If Bill SB-399, which is currently being considered by the Virginia General Assembly, is voted into law, it will increase the amount and specify the types of services that schools provide to children with hearing impairments. I believe SB-399 is a redistributive policy because it mandates that resources which schools might use otherwise be used for students with hearing impairments. However, the bill may also have distributive and regulatory components. Personally I believe the policy types which my classmates and I have been studying do not have well-defined boundaries. Often one specific school policy, such as the bill mentioned, may have aspects of several different types of policies as defined by Fowler (2009) in our class’s textbook.
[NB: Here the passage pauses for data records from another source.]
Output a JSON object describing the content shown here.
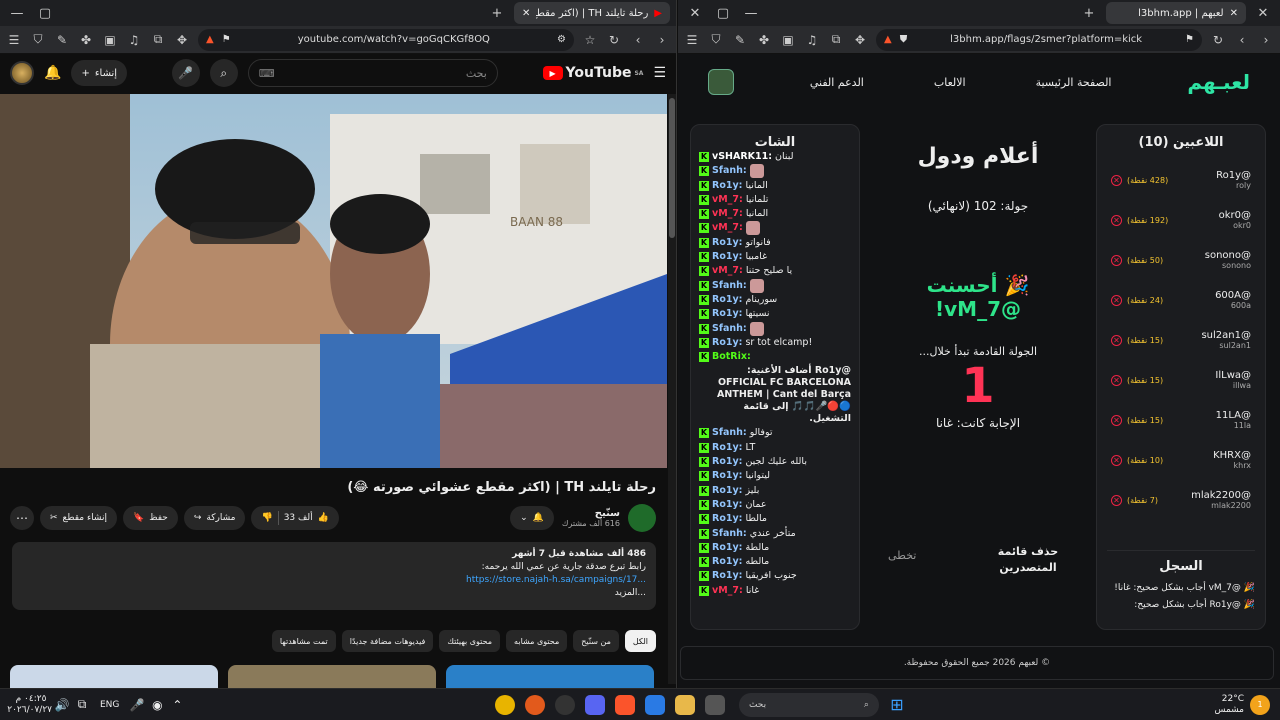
{
  "left_window": {
    "tab_title": "رحلة تايلند TH | (اكثر مقطع عشوائي",
    "url": "youtube.com/watch?v=goGqCKGf8OQ",
    "yt": {
      "logo_text": "YouTube",
      "country": "SA",
      "search_placeholder": "بحث",
      "create_label": "إنشاء"
    },
    "video": {
      "title": "رحلة تايلند TH | (اكثر مقطع عشوائي صورته 😂)",
      "sign_text": "BAAN 88"
    },
    "channel": {
      "name": "سنّيح",
      "subscribers": "616 ألف مشترك"
    },
    "actions": {
      "likes": "33 ألف",
      "share": "مشاركة",
      "save": "حفظ",
      "clip": "إنشاء مقطع"
    },
    "description": {
      "line1": "486 ألف مشاهدة  قبل 7 أشهر",
      "line2": "رابط تبرع صدقة جارية عن عمي الله يرحمه:",
      "link": "https://store.najah-h.sa/campaigns/17...",
      "more": "...المزيد"
    },
    "chips": [
      "الكل",
      "من سنّيح",
      "محتوى مشابه",
      "محتوى بهيئتك",
      "فيديوهات مضافة جديدًا",
      "تمت مشاهدتها"
    ]
  },
  "right_window": {
    "tab_title": "لعبهم | l3bhm.app",
    "url": "l3bhm.app/flags/2smer?platform=kick",
    "logo": "لعبـهم",
    "nav": [
      "الصفحة الرئيسية",
      "الالعاب",
      "الدعم الفني"
    ],
    "players_title": "اللاعبين (10)",
    "players": [
      {
        "name": "@Ro1y",
        "handle": "roly",
        "points": "(428 نقطة)"
      },
      {
        "name": "@okr0",
        "handle": "okr0",
        "points": "(192 نقطة)"
      },
      {
        "name": "@sonono",
        "handle": "sonono",
        "points": "(50 نقطة)"
      },
      {
        "name": "@600A",
        "handle": "600a",
        "points": "(24 نقطة)"
      },
      {
        "name": "@sul2an1",
        "handle": "sul2an1",
        "points": "(15 نقطة)"
      },
      {
        "name": "@IlLwa",
        "handle": "illwa",
        "points": "(15 نقطة)"
      },
      {
        "name": "@11LA",
        "handle": "11la",
        "points": "(15 نقطة)"
      },
      {
        "name": "@KHRX",
        "handle": "khrx",
        "points": "(10 نقطة)"
      },
      {
        "name": "@mlak2200",
        "handle": "mlak2200",
        "points": "(7 نقطة)"
      }
    ],
    "log_title": "السجل",
    "log": [
      "🎉 @vM_7 أجاب بشكل صحيح: غانا!",
      "🎉 @Ro1y أجاب بشكل صحيح:"
    ],
    "game": {
      "title": "أعلام ودول",
      "round": "جولة: 102 (لانهائي)",
      "congrats": "🎉 أحسنت",
      "winner": "@vM_7!",
      "next_round": "الجولة القادمة تبدأ خلال...",
      "countdown": "1",
      "answer": "الإجابة كانت: غانا",
      "delete_board": "حذف قائمة المتصدرين",
      "skip": "تخطى"
    },
    "chat_title": "الشات",
    "chat": [
      {
        "user": "vSHARK11:",
        "msg": "لبنان",
        "color": "#ffffff"
      },
      {
        "user": "Sfanh:",
        "msg": "",
        "emote": true,
        "color": "#93c5fd"
      },
      {
        "user": "Ro1y:",
        "msg": "المانيا",
        "color": "#93c5fd"
      },
      {
        "user": "vM_7:",
        "msg": "تلمانيا",
        "color": "#ff3355"
      },
      {
        "user": "vM_7:",
        "msg": "المانيا",
        "color": "#ff3355"
      },
      {
        "user": "vM_7:",
        "msg": "",
        "emote": true,
        "color": "#ff3355"
      },
      {
        "user": "Ro1y:",
        "msg": "فانواتو",
        "color": "#93c5fd"
      },
      {
        "user": "Ro1y:",
        "msg": "غامبيا",
        "color": "#93c5fd"
      },
      {
        "user": "vM_7:",
        "msg": "يا صليح حتنا",
        "color": "#ff3355"
      },
      {
        "user": "Sfanh:",
        "msg": "",
        "emote": true,
        "color": "#93c5fd"
      },
      {
        "user": "Ro1y:",
        "msg": "سورينام",
        "color": "#93c5fd"
      },
      {
        "user": "Ro1y:",
        "msg": "نسيتها",
        "color": "#93c5fd"
      },
      {
        "user": "Sfanh:",
        "msg": "",
        "emote": true,
        "color": "#93c5fd"
      },
      {
        "user": "Ro1y:",
        "msg": "!sr tot elcamp",
        "color": "#93c5fd"
      },
      {
        "user": "BotRix:",
        "msg": "",
        "color": "#53fc18"
      }
    ],
    "bot_msg": "@Ro1y أضاف الأغنية: OFFICIAL FC BARCELONA ANTHEM | Cant del Barça 🔵🔴🎤🎵🎵 إلى قائمة التشغيل.",
    "chat2": [
      {
        "user": "Sfanh:",
        "msg": "توفالو",
        "color": "#93c5fd"
      },
      {
        "user": "Ro1y:",
        "msg": "LT",
        "color": "#93c5fd"
      },
      {
        "user": "Ro1y:",
        "msg": "بالله عليك لجين",
        "color": "#93c5fd"
      },
      {
        "user": "Ro1y:",
        "msg": "ليتوانيا",
        "color": "#93c5fd"
      },
      {
        "user": "Ro1y:",
        "msg": "بليز",
        "color": "#93c5fd"
      },
      {
        "user": "Ro1y:",
        "msg": "عمان",
        "color": "#93c5fd"
      },
      {
        "user": "Ro1y:",
        "msg": "مالطا",
        "color": "#93c5fd"
      },
      {
        "user": "Sfanh:",
        "msg": "متأخر عندي",
        "color": "#93c5fd"
      },
      {
        "user": "Ro1y:",
        "msg": "مالطة",
        "color": "#93c5fd"
      },
      {
        "user": "Ro1y:",
        "msg": "مالطه",
        "color": "#93c5fd"
      },
      {
        "user": "Ro1y:",
        "msg": "جنوب افريقيا",
        "color": "#93c5fd"
      },
      {
        "user": "vM_7:",
        "msg": "غانا",
        "color": "#ff3355"
      }
    ],
    "footer": "© لعبهم 2026 جميع الحقوق محفوظة."
  },
  "taskbar": {
    "search": "بحث",
    "lang": "ENG",
    "time": "٠٤:٢٥ م",
    "date": "٢٠٢٦/٠٧/٢٧",
    "weather_temp": "22°C",
    "weather_text": "مشمس",
    "notif": "1"
  }
}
SB–399 would increase services for students with Hearing Impairments; however, when discussing this bill with several colleagues who have worked in the field of special education much longer than I, they pointed out that this bill asks schools to provide services without providing funding for such services. Specifically in many ways this bill represents an “unfunded mandate”. The bill may cause funds which would be used for needy students eligible for services in other disability categories to be diverted to fund services for students with hearing impairments. Overall serving students with hearing impairments is good; however, legislators should consider the entire special education program (and educational funding in general) before passing a bill which specifies services delivery for a single disability category. Specifically the bill, if passed, will have little impact in Appomattox at the present time where the population of students with hearing impairments is nil; however, in larger counties with signficantly larger HI populations the bill may have drastic funding effects.
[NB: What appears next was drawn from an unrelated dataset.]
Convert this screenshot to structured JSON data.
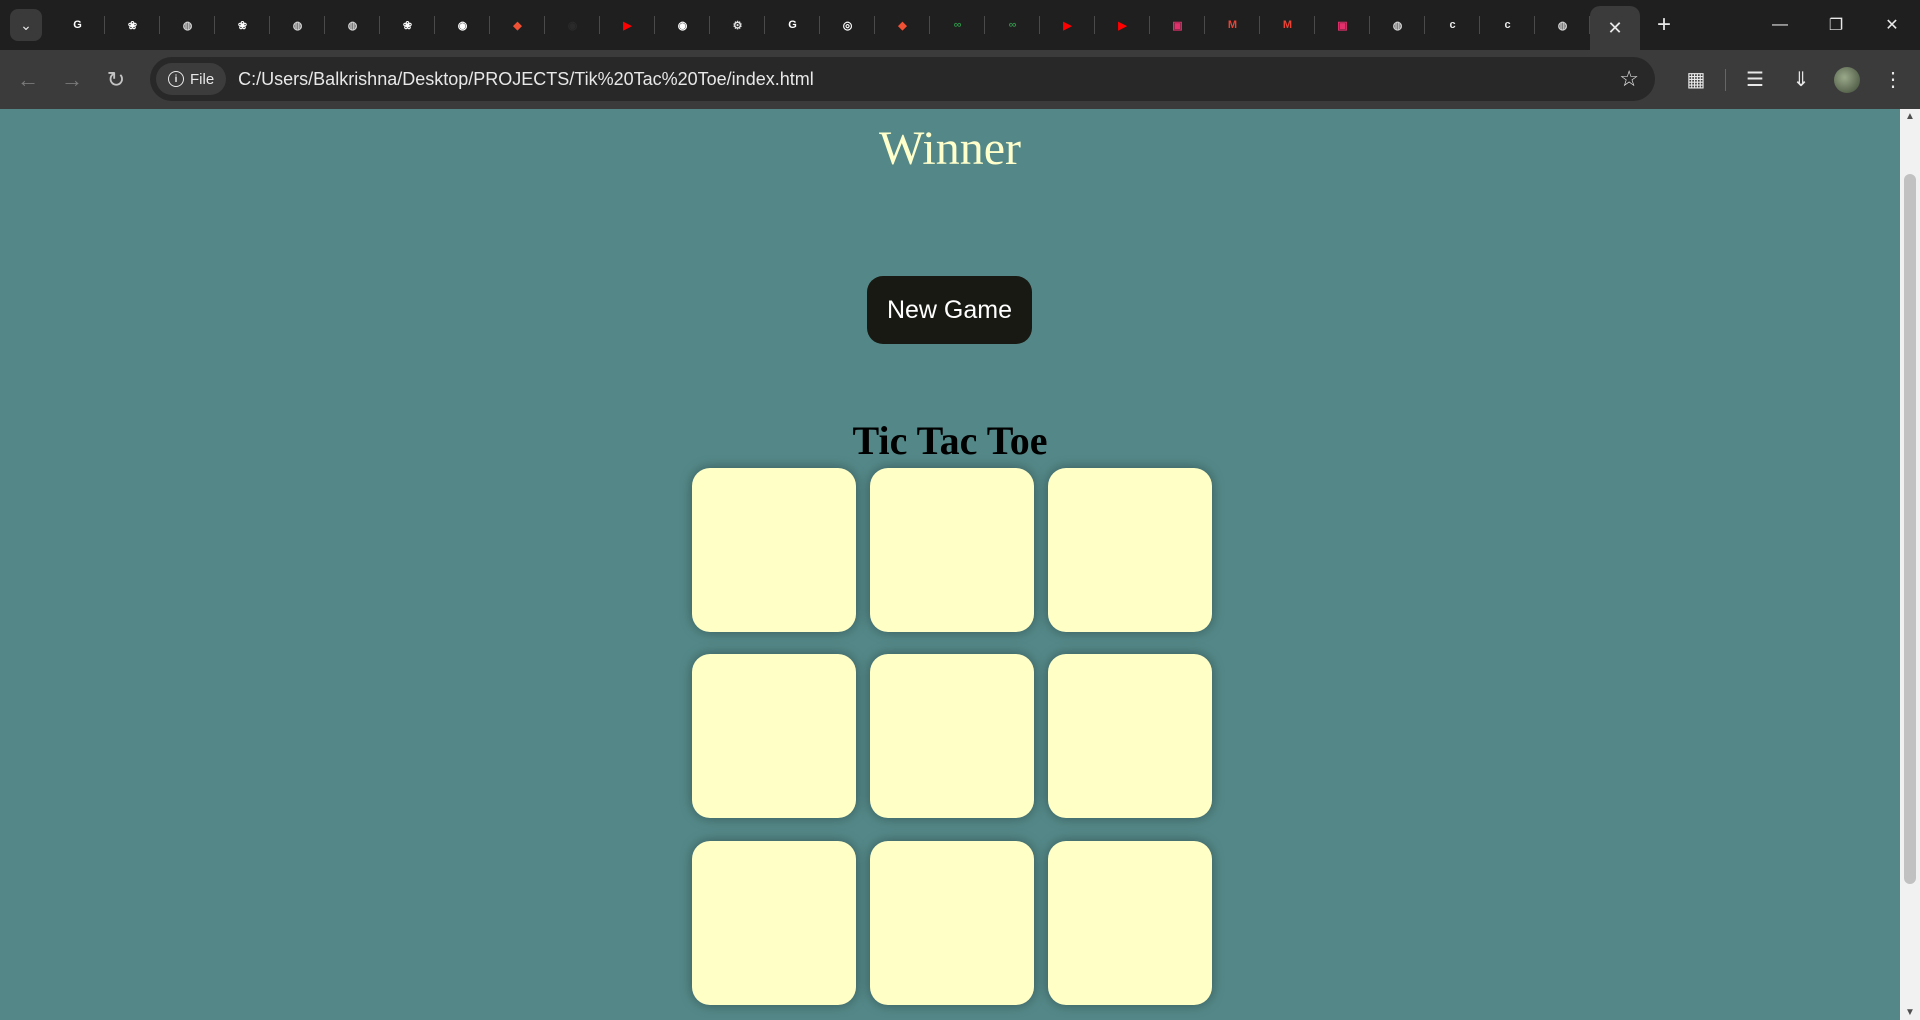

I was surprised that some wording in the bill seemed congruent with standards which are already established. The bill mandates that schools consider “the specific communication needs” of students with hearing impairments. I thought school systems were already required to consider the ”communication needs” of students under IDEA. I thought the IDEA legislation required schools to consider “communication needs” of students, whether the students had hearing impairments or spoke a language other than English.
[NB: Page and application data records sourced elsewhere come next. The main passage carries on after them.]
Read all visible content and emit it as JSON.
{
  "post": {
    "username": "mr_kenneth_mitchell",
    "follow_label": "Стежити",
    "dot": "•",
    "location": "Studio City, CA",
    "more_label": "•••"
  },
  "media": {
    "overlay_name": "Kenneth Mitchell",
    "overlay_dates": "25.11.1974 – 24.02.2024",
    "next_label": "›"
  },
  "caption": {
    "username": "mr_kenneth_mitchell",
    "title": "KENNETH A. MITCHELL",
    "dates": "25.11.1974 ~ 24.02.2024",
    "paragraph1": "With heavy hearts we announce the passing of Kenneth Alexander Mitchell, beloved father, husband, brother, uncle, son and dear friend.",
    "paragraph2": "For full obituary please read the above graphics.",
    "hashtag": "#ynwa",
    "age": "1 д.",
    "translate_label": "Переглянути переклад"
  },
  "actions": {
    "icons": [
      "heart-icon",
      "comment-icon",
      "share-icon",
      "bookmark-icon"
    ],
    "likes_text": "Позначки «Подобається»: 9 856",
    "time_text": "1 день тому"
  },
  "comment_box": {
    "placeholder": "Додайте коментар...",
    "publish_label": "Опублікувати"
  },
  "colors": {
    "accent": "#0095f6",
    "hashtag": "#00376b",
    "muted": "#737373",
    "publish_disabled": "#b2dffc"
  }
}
If SB-399 passes the General Assembly I will be curious to see its implementation in schools and the way in which it affects funding.